The Swedish Tradition of Midsummer

One of the biggest celebrations of the year in Sweden is Midsummer. Midsummer celebrates the summer solstice in hopes of ensuring a good harvest and a fertile earth. Although Midsummer used to be earmarked to June 24, it is now celebrated on the Saturday between June 19 and 26.

Even though it is traditionally a pagan holiday, many years ago the Christian Church tried to associate Midsummer with the birth of John the Baptist, partially because the events fall on the same day. However, Swedes have retained many of the traditional pagan customs of the holiday in their celebrations.

There are a few basic traditions of a Swedish Midsummer celebration. One of the focal points of the celebrations is the raising and decorating of a maypole. The maypole is usually raised in an open area outside and is decorated with freshly picked flowers and wreaths. (Along with the maypole, some Swedes will also decorate their houses with fresh flowers to celebrate summer) Then some people, mainly children, perform a traditional ring dance around the maypole to celebrate the day.

Besides the dancing, eating and drinking are also very important parts of Midsummer. A traditional Midsummer meal will feature several kinds of fermented and pickled herring, boiled new potatoes with dill, sour cream with chives, and raw red onions. Fish is a very important part of Swedish life and herring is one of the most popular choices in Sweden. Cold beer and spiced schnapps, a type of strong, distilled alcohol, are common accompaniments to the meal. According to tradition, everyone at the celebration sings a song together before each shot of schnapps.

Red Rooster will be celebrating Midsummer with a special menu! Check out the details here.

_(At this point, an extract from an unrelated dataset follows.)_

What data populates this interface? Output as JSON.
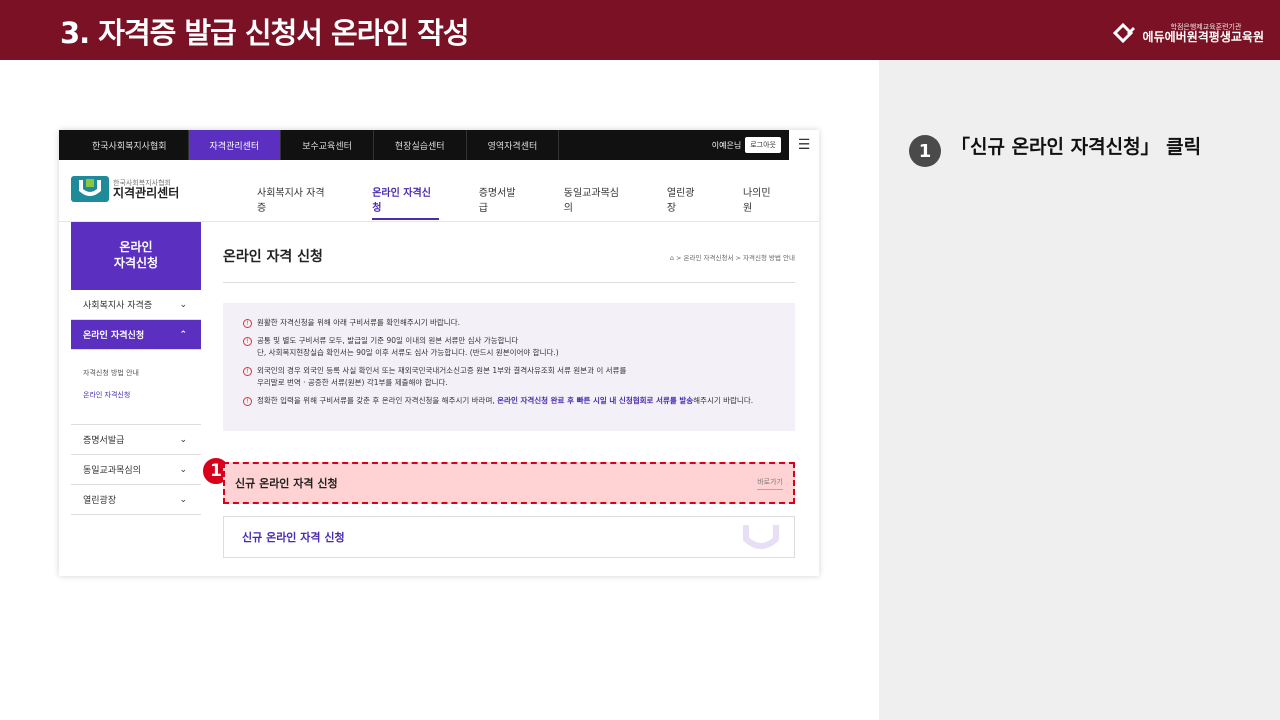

To learn more about other summer events, check out this. And for more information on a Midsummer celebration in New York City, check out the Consulate General of Sweden's website.

Photo: Swedenexpo on flickr